> Problem statement:
Below are the entries; tally the lines holding the string "JSON" and give only that figure.

> Input for this task:
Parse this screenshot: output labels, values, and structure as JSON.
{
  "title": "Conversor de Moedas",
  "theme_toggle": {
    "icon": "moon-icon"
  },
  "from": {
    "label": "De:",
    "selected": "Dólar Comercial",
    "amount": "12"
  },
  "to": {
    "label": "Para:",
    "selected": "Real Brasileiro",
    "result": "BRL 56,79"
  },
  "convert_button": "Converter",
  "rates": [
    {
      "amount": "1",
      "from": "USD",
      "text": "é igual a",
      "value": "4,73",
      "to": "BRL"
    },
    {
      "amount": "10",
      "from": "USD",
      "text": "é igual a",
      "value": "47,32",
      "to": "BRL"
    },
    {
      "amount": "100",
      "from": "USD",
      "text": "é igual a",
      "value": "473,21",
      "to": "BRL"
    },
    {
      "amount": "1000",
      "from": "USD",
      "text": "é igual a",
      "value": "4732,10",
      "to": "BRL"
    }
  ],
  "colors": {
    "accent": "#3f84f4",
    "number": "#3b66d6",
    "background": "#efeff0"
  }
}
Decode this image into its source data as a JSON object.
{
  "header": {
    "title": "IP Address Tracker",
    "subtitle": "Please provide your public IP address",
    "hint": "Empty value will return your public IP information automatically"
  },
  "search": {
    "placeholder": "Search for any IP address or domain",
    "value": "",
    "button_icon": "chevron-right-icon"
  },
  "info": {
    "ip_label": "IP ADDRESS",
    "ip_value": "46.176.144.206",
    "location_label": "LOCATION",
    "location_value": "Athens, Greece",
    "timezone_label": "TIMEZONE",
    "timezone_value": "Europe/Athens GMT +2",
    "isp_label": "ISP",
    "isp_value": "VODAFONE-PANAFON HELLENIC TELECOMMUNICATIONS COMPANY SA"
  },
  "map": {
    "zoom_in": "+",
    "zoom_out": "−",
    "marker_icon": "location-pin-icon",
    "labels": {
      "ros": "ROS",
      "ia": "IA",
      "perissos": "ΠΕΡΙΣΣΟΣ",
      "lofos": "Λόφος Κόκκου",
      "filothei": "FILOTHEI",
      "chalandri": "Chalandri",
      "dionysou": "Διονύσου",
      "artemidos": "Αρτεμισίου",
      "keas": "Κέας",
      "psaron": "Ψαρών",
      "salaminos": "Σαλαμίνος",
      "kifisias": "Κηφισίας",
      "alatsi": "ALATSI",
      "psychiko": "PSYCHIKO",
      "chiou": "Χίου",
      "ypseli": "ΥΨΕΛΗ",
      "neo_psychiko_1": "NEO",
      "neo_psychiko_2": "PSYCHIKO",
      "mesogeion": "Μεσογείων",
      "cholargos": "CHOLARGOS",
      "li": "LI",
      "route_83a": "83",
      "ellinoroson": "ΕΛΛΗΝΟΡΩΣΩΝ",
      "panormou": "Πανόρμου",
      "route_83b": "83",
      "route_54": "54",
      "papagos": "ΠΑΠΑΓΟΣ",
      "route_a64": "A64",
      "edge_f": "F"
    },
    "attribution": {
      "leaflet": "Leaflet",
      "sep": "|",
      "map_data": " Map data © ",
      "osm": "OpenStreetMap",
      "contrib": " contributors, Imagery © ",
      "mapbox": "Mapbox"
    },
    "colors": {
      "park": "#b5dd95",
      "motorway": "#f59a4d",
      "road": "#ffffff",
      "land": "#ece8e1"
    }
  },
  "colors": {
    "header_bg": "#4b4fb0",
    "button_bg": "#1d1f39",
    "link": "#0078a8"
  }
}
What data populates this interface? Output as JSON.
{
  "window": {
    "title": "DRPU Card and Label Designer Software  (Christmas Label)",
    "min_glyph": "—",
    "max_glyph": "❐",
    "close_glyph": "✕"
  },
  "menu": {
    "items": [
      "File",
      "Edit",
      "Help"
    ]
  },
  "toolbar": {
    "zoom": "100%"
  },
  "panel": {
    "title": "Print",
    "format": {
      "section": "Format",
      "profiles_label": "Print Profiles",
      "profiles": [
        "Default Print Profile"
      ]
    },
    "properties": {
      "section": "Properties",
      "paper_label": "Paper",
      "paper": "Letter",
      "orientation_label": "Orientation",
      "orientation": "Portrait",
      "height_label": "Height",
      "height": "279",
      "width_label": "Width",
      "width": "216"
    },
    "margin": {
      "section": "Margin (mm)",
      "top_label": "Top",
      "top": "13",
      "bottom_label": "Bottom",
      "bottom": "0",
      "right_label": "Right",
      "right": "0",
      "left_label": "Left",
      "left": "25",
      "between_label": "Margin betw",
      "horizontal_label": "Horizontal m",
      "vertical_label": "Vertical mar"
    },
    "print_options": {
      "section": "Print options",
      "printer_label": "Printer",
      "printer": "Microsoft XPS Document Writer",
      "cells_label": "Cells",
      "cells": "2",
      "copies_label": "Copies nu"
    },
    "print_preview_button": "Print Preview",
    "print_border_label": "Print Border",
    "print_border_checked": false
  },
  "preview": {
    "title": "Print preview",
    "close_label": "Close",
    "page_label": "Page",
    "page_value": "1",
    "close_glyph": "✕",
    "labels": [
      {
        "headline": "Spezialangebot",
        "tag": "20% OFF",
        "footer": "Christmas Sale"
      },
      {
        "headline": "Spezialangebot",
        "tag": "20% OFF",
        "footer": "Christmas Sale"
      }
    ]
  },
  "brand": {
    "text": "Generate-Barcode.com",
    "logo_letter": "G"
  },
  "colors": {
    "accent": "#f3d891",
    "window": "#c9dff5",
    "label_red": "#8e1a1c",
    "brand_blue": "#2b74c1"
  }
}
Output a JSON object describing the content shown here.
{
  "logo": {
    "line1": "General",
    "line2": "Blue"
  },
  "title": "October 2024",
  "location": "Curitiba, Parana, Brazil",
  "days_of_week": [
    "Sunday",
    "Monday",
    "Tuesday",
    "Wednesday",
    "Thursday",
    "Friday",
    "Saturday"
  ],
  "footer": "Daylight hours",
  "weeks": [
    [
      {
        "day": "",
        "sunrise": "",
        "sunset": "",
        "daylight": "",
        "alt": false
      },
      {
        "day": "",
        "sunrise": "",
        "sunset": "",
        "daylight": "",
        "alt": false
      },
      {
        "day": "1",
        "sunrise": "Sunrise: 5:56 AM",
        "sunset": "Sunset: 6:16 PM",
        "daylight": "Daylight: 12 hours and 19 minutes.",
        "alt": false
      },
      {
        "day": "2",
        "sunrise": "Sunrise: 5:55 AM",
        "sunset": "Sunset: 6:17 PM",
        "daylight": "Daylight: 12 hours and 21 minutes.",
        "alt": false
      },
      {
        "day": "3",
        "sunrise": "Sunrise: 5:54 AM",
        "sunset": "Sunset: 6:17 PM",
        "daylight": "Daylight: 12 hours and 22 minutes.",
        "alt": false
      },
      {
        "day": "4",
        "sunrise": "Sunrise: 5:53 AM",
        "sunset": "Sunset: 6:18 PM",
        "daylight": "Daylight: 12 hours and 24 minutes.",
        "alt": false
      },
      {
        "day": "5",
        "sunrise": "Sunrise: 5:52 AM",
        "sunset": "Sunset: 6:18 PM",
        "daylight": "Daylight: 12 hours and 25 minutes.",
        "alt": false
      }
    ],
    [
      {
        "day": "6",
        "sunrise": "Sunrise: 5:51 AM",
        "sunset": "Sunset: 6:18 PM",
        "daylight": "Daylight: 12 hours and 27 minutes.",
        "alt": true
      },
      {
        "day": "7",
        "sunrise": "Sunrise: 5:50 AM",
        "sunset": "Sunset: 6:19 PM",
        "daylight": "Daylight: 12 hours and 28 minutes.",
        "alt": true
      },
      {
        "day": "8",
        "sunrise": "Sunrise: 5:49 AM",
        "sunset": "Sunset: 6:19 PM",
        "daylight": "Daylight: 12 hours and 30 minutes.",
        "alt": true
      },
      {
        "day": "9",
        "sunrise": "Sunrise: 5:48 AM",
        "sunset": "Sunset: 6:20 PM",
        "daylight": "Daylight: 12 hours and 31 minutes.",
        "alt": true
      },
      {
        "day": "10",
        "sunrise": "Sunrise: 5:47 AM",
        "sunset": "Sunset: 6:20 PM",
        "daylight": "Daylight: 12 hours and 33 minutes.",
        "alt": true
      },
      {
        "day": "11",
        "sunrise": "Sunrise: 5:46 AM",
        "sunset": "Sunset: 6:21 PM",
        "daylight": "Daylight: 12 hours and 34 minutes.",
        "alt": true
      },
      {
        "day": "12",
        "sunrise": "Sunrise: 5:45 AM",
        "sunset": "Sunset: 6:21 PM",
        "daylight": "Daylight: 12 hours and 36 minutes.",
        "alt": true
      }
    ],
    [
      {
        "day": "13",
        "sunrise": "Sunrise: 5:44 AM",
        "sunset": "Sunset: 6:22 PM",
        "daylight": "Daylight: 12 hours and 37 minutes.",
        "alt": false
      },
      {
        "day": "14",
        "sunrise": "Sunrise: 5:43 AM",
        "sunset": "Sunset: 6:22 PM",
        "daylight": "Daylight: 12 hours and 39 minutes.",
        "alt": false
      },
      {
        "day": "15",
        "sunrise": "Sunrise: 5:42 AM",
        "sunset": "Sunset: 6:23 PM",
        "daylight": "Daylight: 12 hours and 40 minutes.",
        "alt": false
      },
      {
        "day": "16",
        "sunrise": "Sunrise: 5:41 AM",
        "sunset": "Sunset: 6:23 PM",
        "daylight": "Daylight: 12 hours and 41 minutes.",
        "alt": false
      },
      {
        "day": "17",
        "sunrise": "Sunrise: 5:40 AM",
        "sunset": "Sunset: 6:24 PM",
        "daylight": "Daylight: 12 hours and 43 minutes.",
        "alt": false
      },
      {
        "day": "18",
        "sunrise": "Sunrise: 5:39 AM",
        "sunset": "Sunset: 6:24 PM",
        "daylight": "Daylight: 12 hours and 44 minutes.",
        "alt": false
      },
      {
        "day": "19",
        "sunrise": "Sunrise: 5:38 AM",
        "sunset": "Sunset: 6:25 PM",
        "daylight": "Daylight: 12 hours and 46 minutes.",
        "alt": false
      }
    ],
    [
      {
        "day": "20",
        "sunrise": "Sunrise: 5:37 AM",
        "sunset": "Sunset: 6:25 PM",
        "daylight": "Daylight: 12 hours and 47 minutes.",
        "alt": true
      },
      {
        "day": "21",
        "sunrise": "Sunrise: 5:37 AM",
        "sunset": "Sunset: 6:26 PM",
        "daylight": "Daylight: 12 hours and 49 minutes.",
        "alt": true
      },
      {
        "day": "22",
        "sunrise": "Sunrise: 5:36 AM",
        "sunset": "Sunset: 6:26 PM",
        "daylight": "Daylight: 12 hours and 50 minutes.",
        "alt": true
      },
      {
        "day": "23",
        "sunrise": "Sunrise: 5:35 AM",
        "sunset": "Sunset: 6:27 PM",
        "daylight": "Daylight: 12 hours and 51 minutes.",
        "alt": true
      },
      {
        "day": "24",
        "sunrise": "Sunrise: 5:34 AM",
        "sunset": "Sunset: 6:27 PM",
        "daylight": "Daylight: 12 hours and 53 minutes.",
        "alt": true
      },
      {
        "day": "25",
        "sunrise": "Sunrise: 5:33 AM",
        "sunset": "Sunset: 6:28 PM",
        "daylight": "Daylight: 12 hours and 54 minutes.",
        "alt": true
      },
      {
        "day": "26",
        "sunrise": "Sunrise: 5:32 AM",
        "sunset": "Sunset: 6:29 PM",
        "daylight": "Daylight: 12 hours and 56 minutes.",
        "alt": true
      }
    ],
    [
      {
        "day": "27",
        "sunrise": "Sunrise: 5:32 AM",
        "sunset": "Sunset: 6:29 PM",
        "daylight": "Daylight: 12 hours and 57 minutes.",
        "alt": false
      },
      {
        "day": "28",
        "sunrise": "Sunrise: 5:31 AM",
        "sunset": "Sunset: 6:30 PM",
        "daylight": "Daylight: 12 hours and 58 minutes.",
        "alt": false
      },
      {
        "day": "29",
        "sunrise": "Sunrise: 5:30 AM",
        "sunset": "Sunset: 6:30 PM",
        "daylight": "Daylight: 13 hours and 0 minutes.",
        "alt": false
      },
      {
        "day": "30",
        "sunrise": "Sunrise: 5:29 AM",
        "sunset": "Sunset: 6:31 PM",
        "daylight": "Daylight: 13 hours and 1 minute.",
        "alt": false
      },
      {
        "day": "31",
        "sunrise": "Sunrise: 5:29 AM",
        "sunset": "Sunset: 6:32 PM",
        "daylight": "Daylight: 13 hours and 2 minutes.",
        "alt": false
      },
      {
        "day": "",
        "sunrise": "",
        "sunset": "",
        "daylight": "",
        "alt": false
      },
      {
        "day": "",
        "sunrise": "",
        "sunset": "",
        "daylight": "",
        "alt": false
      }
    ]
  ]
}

> Exercise output:
4